* [Work order]
A word-for-word copy of the entries is the goal; leave out the pictures.

* [Records for this task]

+++

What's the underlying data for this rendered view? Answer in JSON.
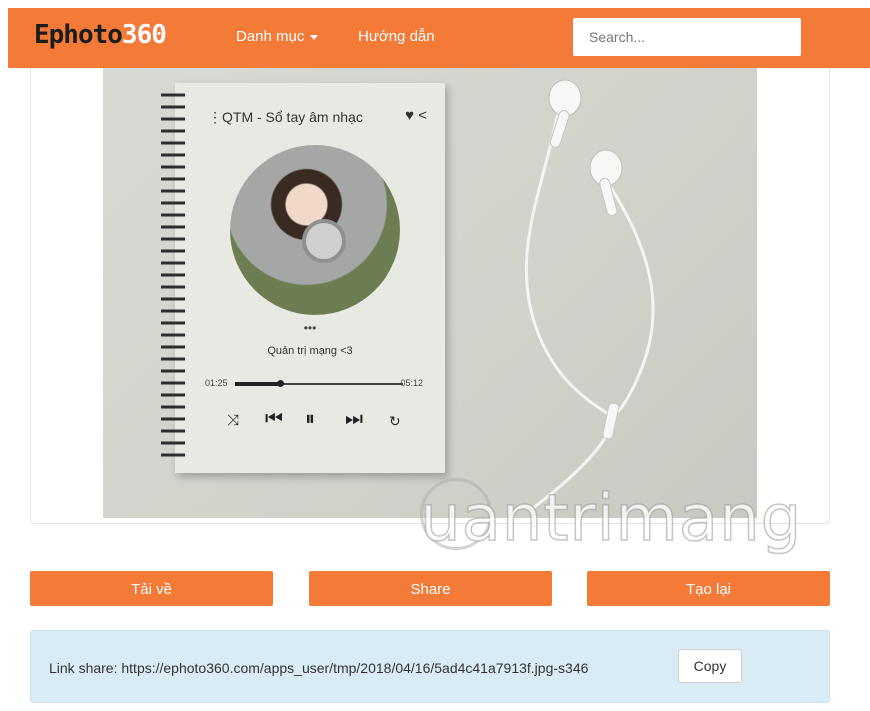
{
  "navbar": {
    "logo_text": "Ephoto",
    "logo_number": "360",
    "menu": [
      {
        "label": "Danh mục"
      },
      {
        "label": "Hướng dẫn"
      }
    ],
    "search_placeholder": "Search..."
  },
  "preview": {
    "player_title": "QTM - Sổ tay âm nhạc",
    "player_more": "•••",
    "artist": "Quản trị mạng <3",
    "time_elapsed": "01:25",
    "time_total": "05:12",
    "progress_fraction": 0.27
  },
  "watermark": "uantrimang",
  "actions": {
    "download_label": "Tải về",
    "share_label": "Share",
    "recreate_label": "Tạo lại"
  },
  "share_box": {
    "prefix": "Link share:",
    "url": "https://ephoto360.com/apps_user/tmp/2018/04/16/5ad4c41a7913f.jpg-s346",
    "copy_label": "Copy"
  },
  "colors": {
    "accent": "#f47a38",
    "info_bg": "#d9ecf5"
  }
}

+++

* [The answer]
What's the underlying data for this rendered view? Answer in JSON.
{
  "navbar": {
    "logo_text": "Ephoto",
    "logo_number": "360",
    "menu": [
      {
        "label": "Danh mục"
      },
      {
        "label": "Hướng dẫn"
      }
    ],
    "search_placeholder": "Search..."
  },
  "preview": {
    "player_title": "QTM - Sổ tay âm nhạc",
    "player_more": "•••",
    "artist": "Quản trị mạng <3",
    "time_elapsed": "01:25",
    "time_total": "05:12",
    "progress_fraction": 0.27
  },
  "watermark": "uantrimang",
  "actions": {
    "download_label": "Tải về",
    "share_label": "Share",
    "recreate_label": "Tạo lại"
  },
  "share_box": {
    "prefix": "Link share:",
    "url": "https://ephoto360.com/apps_user/tmp/2018/04/16/5ad4c41a7913f.jpg-s346",
    "copy_label": "Copy"
  },
  "colors": {
    "accent": "#f47a38",
    "info_bg": "#d9ecf5"
  }
}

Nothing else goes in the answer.